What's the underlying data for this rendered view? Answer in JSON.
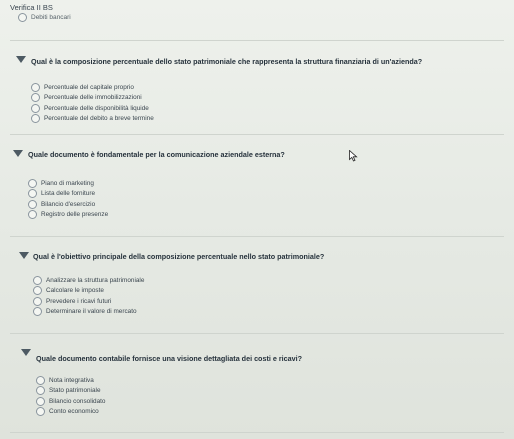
{
  "app": {
    "title": "Verifica II BS"
  },
  "previous_option": "Debiti bancari",
  "questions": [
    {
      "text": "Qual è la composizione percentuale dello stato patrimoniale che rappresenta la struttura finanziaria di un'azienda?",
      "options": [
        "Percentuale del capitale proprio",
        "Percentuale delle immobilizzazioni",
        "Percentuale delle disponibilità liquide",
        "Percentuale del debito a breve termine"
      ]
    },
    {
      "text": "Quale documento è fondamentale per la comunicazione aziendale esterna?",
      "options": [
        "Piano di marketing",
        "Lista delle forniture",
        "Bilancio d'esercizio",
        "Registro delle presenze"
      ]
    },
    {
      "text": "Qual è l'obiettivo principale della composizione percentuale nello stato patrimoniale?",
      "options": [
        "Analizzare la struttura patrimoniale",
        "Calcolare le imposte",
        "Prevedere i ricavi futuri",
        "Determinare il valore di mercato"
      ]
    },
    {
      "text": "Quale documento contabile fornisce una visione dettagliata dei costi e ricavi?",
      "options": [
        "Nota integrativa",
        "Stato patrimoniale",
        "Bilancio consolidato",
        "Conto economico"
      ]
    }
  ]
}
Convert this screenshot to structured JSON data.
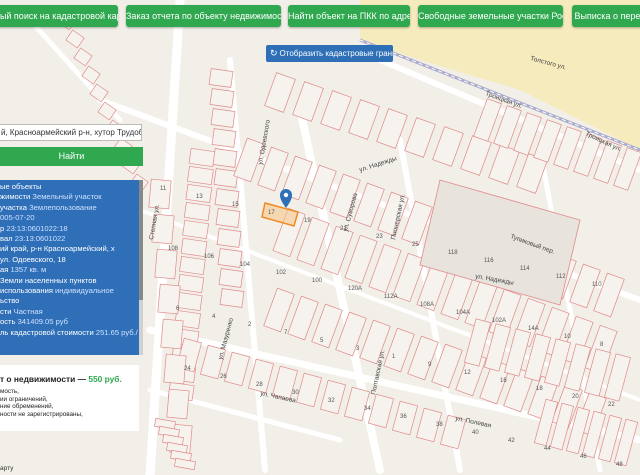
{
  "toolbar": {
    "buttons": [
      "нный поиск на кадастровой карте",
      "Заказ отчета по объекту недвижимости",
      "Найти объект на ПКК по адресу",
      "Свободные земельные участки России",
      "Выписка о перехо"
    ]
  },
  "map": {
    "toggle_borders_label": "Отобразить кадастровые границы",
    "streets": [
      "ул. Одоевского",
      "ул. Надежды",
      "ул. Суворова",
      "Пионерская ул.",
      "Тупиковый пер.",
      "ул. Надежды",
      "ул. Мазуренко",
      "ул. Чапаева",
      "Степная ул.",
      "Полтавская ул.",
      "Толстого ул.",
      "ул. Полевая",
      "Троицкая ул.",
      "Троицкая ул."
    ],
    "parcels": [
      "11",
      "13",
      "15",
      "17",
      "19",
      "21",
      "23",
      "25",
      "118",
      "116",
      "114",
      "112",
      "110",
      "108",
      "106",
      "104",
      "102",
      "100",
      "120А",
      "112А",
      "108А",
      "104А",
      "102А",
      "14А",
      "10",
      "8",
      "6",
      "4",
      "2",
      "7",
      "5",
      "3",
      "1",
      "9",
      "12",
      "16",
      "18",
      "20",
      "22",
      "24",
      "26",
      "28",
      "30",
      "32",
      "34",
      "36",
      "38",
      "40",
      "42",
      "44",
      "46",
      "48"
    ]
  },
  "search": {
    "value": "й, Красноармейский р-н, хутор Трудобелик",
    "find_label": "Найти"
  },
  "info": {
    "rows": [
      {
        "k": "ые объекты",
        "v": ""
      },
      {
        "k": "жимости",
        "v": "Земельный участок"
      },
      {
        "k": "участка",
        "v": "Землепользование"
      },
      {
        "k": "",
        "v": "005-07-20"
      },
      {
        "k": "р",
        "v": "23:13:0601022:18"
      },
      {
        "k": "вал",
        "v": "23:13:0601022"
      },
      {
        "k": "ий край, р-н Красноармейский, х",
        "v": ""
      },
      {
        "k": "ул. Одоевского, 18",
        "v": ""
      },
      {
        "k": "ая",
        "v": "1357 кв. м"
      },
      {
        "k": "Земли населенных пунктов",
        "v": ""
      },
      {
        "k": "использования",
        "v": "индивидуальное"
      },
      {
        "k": "ьство",
        "v": ""
      },
      {
        "k": "сти",
        "v": "Частная"
      },
      {
        "k": "ость",
        "v": "341409.05 руб"
      },
      {
        "k": "ль кадастровой стоимости",
        "v": "251.65 руб./"
      }
    ]
  },
  "order": {
    "title": "т о недвижимости —",
    "price": "550 руб.",
    "lines": [
      "мость,",
      "ии ограничений,",
      "ние обременений,",
      "ности не зарегистрированы,"
    ]
  },
  "edge_note": "арту",
  "colors": {
    "green": "#2fa84f",
    "blue": "#2e6fb8",
    "selected_parcel": "#f7c78a",
    "parcel_border": "#e08a8a"
  }
}
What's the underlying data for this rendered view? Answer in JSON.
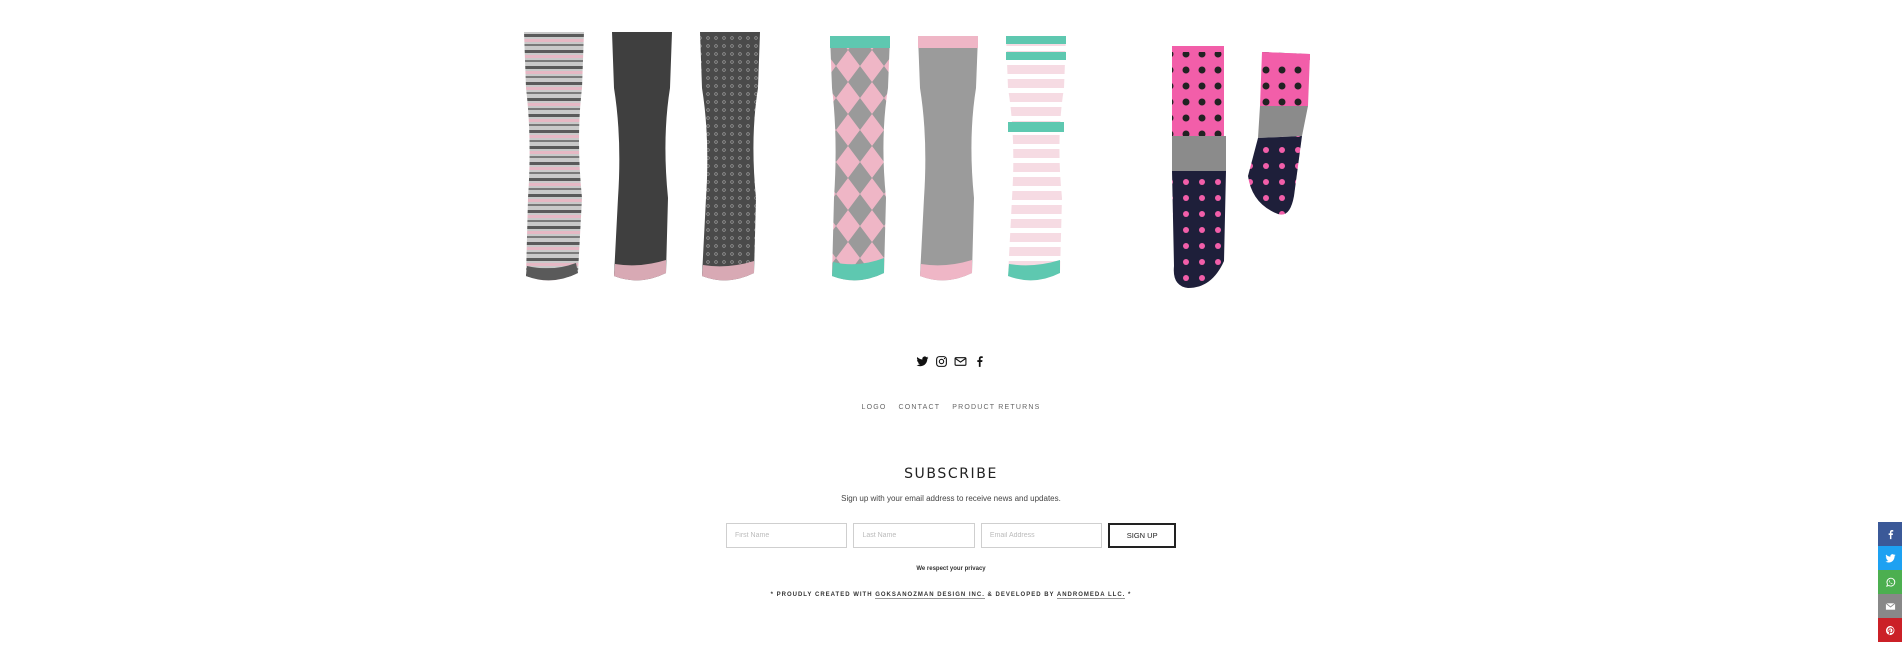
{
  "products": [
    {
      "name": "grey-pink-sock-trio"
    },
    {
      "name": "pink-argyle-sock-trio"
    },
    {
      "name": "pink-polka-dot-socks"
    }
  ],
  "social_icons": [
    "twitter-icon",
    "instagram-icon",
    "email-icon",
    "facebook-icon"
  ],
  "footer_nav": [
    "LOGO",
    "CONTACT",
    "PRODUCT RETURNS"
  ],
  "subscribe": {
    "title": "SUBSCRIBE",
    "description": "Sign up with your email address to receive news and updates.",
    "first_name_placeholder": "First Name",
    "last_name_placeholder": "Last Name",
    "email_placeholder": "Email Address",
    "button_label": "SIGN UP",
    "privacy": "We respect your privacy"
  },
  "credits": {
    "prefix": "* PROUDLY CREATED WITH ",
    "design": "GOKSANOZMAN DESIGN INC.",
    "middle": " & DEVELOPED BY ",
    "developer": "ANDROMEDA LLC.",
    "suffix": " *"
  },
  "share_bar": [
    {
      "icon": "facebook-icon",
      "color": "#3b5998"
    },
    {
      "icon": "twitter-icon",
      "color": "#1da1f2"
    },
    {
      "icon": "whatsapp-icon",
      "color": "#4caf50"
    },
    {
      "icon": "email-icon",
      "color": "#888888"
    },
    {
      "icon": "pinterest-icon",
      "color": "#cb2027"
    }
  ]
}
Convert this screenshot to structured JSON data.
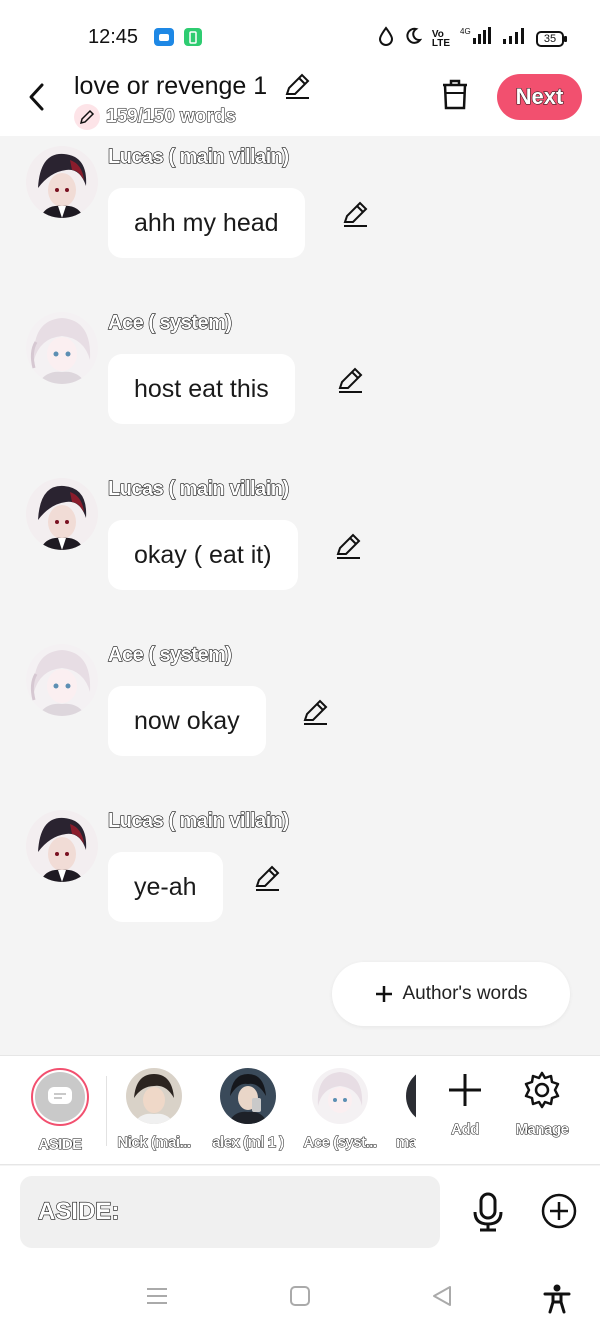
{
  "status_bar": {
    "time": "12:45",
    "battery": "35"
  },
  "header": {
    "title": "love or revenge 1",
    "word_count": "159/150 words",
    "next_label": "Next",
    "accent_color": "#f2506f"
  },
  "messages": [
    {
      "speaker": "Lucas ( main villain)",
      "text": "ahh my head",
      "avatar": "lucas"
    },
    {
      "speaker": "Ace ( system)",
      "text": "host eat this",
      "avatar": "ace"
    },
    {
      "speaker": "Lucas ( main villain)",
      "text": "okay ( eat it)",
      "avatar": "lucas"
    },
    {
      "speaker": "Ace ( system)",
      "text": "now okay",
      "avatar": "ace"
    },
    {
      "speaker": "Lucas ( main villain)",
      "text": "ye-ah",
      "avatar": "lucas"
    }
  ],
  "authors_words_label": "Author's words",
  "characters": [
    {
      "label": "ASIDE"
    },
    {
      "label": "Nick (mai..."
    },
    {
      "label": "alex (ml 1 )"
    },
    {
      "label": "Ace (syst..."
    },
    {
      "label": "ma"
    }
  ],
  "tools": {
    "add_label": "Add",
    "manage_label": "Manage"
  },
  "input": {
    "value": "ASIDE:"
  }
}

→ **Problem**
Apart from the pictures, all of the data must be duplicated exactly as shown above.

→ **Output below**
What's the underlying data for this rendered view? Answer in JSON.
{
  "app": {
    "title": "Verifica II BS"
  },
  "previous_option": "Debiti bancari",
  "questions": [
    {
      "text": "Qual è la composizione percentuale dello stato patrimoniale che rappresenta la struttura finanziaria di un'azienda?",
      "options": [
        "Percentuale del capitale proprio",
        "Percentuale delle immobilizzazioni",
        "Percentuale delle disponibilità liquide",
        "Percentuale del debito a breve termine"
      ]
    },
    {
      "text": "Quale documento è fondamentale per la comunicazione aziendale esterna?",
      "options": [
        "Piano di marketing",
        "Lista delle forniture",
        "Bilancio d'esercizio",
        "Registro delle presenze"
      ]
    },
    {
      "text": "Qual è l'obiettivo principale della composizione percentuale nello stato patrimoniale?",
      "options": [
        "Analizzare la struttura patrimoniale",
        "Calcolare le imposte",
        "Prevedere i ricavi futuri",
        "Determinare il valore di mercato"
      ]
    },
    {
      "text": "Quale documento contabile fornisce una visione dettagliata dei costi e ricavi?",
      "options": [
        "Nota integrativa",
        "Stato patrimoniale",
        "Bilancio consolidato",
        "Conto economico"
      ]
    }
  ]
}
Convert this screenshot to structured JSON data.
{
  "toolbar": {
    "buttons": [
      "нный поиск на кадастровой карте",
      "Заказ отчета по объекту недвижимости",
      "Найти объект на ПКК по адресу",
      "Свободные земельные участки России",
      "Выписка о перехо"
    ]
  },
  "map": {
    "toggle_borders_label": "Отобразить кадастровые границы",
    "streets": [
      "ул. Одоевского",
      "ул. Надежды",
      "ул. Суворова",
      "Пионерская ул.",
      "Тупиковый пер.",
      "ул. Надежды",
      "ул. Мазуренко",
      "ул. Чапаева",
      "Степная ул.",
      "Полтавская ул.",
      "Толстого ул.",
      "ул. Полевая",
      "Троицкая ул.",
      "Троицкая ул."
    ],
    "parcels": [
      "11",
      "13",
      "15",
      "17",
      "19",
      "21",
      "23",
      "25",
      "118",
      "116",
      "114",
      "112",
      "110",
      "108",
      "106",
      "104",
      "102",
      "100",
      "120А",
      "112А",
      "108А",
      "104А",
      "102А",
      "14А",
      "10",
      "8",
      "6",
      "4",
      "2",
      "7",
      "5",
      "3",
      "1",
      "9",
      "12",
      "16",
      "18",
      "20",
      "22",
      "24",
      "26",
      "28",
      "30",
      "32",
      "34",
      "36",
      "38",
      "40",
      "42",
      "44",
      "46",
      "48"
    ]
  },
  "search": {
    "value": "й, Красноармейский р-н, хутор Трудобелик",
    "find_label": "Найти"
  },
  "info": {
    "rows": [
      {
        "k": "ые объекты",
        "v": ""
      },
      {
        "k": "жимости",
        "v": "Земельный участок"
      },
      {
        "k": "участка",
        "v": "Землепользование"
      },
      {
        "k": "",
        "v": "005-07-20"
      },
      {
        "k": "р",
        "v": "23:13:0601022:18"
      },
      {
        "k": "вал",
        "v": "23:13:0601022"
      },
      {
        "k": "ий край, р-н Красноармейский, х",
        "v": ""
      },
      {
        "k": "ул. Одоевского, 18",
        "v": ""
      },
      {
        "k": "ая",
        "v": "1357 кв. м"
      },
      {
        "k": "Земли населенных пунктов",
        "v": ""
      },
      {
        "k": "использования",
        "v": "индивидуальное"
      },
      {
        "k": "ьство",
        "v": ""
      },
      {
        "k": "сти",
        "v": "Частная"
      },
      {
        "k": "ость",
        "v": "341409.05 руб"
      },
      {
        "k": "ль кадастровой стоимости",
        "v": "251.65 руб./"
      }
    ]
  },
  "order": {
    "title": "т о недвижимости —",
    "price": "550 руб.",
    "lines": [
      "мость,",
      "ии ограничений,",
      "ние обременений,",
      "ности не зарегистрированы,"
    ]
  },
  "edge_note": "арту",
  "colors": {
    "green": "#2fa84f",
    "blue": "#2e6fb8",
    "selected_parcel": "#f7c78a",
    "parcel_border": "#e08a8a"
  }
}
What's the underlying data for this rendered view? Answer in JSON.
{
  "products": [
    {
      "name": "grey-pink-sock-trio"
    },
    {
      "name": "pink-argyle-sock-trio"
    },
    {
      "name": "pink-polka-dot-socks"
    }
  ],
  "social_icons": [
    "twitter-icon",
    "instagram-icon",
    "email-icon",
    "facebook-icon"
  ],
  "footer_nav": [
    "LOGO",
    "CONTACT",
    "PRODUCT RETURNS"
  ],
  "subscribe": {
    "title": "SUBSCRIBE",
    "description": "Sign up with your email address to receive news and updates.",
    "first_name_placeholder": "First Name",
    "last_name_placeholder": "Last Name",
    "email_placeholder": "Email Address",
    "button_label": "SIGN UP",
    "privacy": "We respect your privacy"
  },
  "credits": {
    "prefix": "* PROUDLY CREATED WITH ",
    "design": "GOKSANOZMAN DESIGN INC.",
    "middle": " & DEVELOPED BY ",
    "developer": "ANDROMEDA LLC.",
    "suffix": " *"
  },
  "share_bar": [
    {
      "icon": "facebook-icon",
      "color": "#3b5998"
    },
    {
      "icon": "twitter-icon",
      "color": "#1da1f2"
    },
    {
      "icon": "whatsapp-icon",
      "color": "#4caf50"
    },
    {
      "icon": "email-icon",
      "color": "#888888"
    },
    {
      "icon": "pinterest-icon",
      "color": "#cb2027"
    }
  ]
}
Convert this screenshot to structured JSON data.
{
  "status_bar": {
    "time": "12:45",
    "battery": "35"
  },
  "header": {
    "title": "love or revenge 1",
    "word_count": "159/150 words",
    "next_label": "Next",
    "accent_color": "#f2506f"
  },
  "messages": [
    {
      "speaker": "Lucas ( main villain)",
      "text": "ahh my head",
      "avatar": "lucas"
    },
    {
      "speaker": "Ace ( system)",
      "text": "host eat this",
      "avatar": "ace"
    },
    {
      "speaker": "Lucas ( main villain)",
      "text": "okay ( eat it)",
      "avatar": "lucas"
    },
    {
      "speaker": "Ace ( system)",
      "text": "now okay",
      "avatar": "ace"
    },
    {
      "speaker": "Lucas ( main villain)",
      "text": "ye-ah",
      "avatar": "lucas"
    }
  ],
  "authors_words_label": "Author's words",
  "characters": [
    {
      "label": "ASIDE"
    },
    {
      "label": "Nick (mai..."
    },
    {
      "label": "alex (ml 1 )"
    },
    {
      "label": "Ace (syst..."
    },
    {
      "label": "ma"
    }
  ],
  "tools": {
    "add_label": "Add",
    "manage_label": "Manage"
  },
  "input": {
    "value": "ASIDE:"
  }
}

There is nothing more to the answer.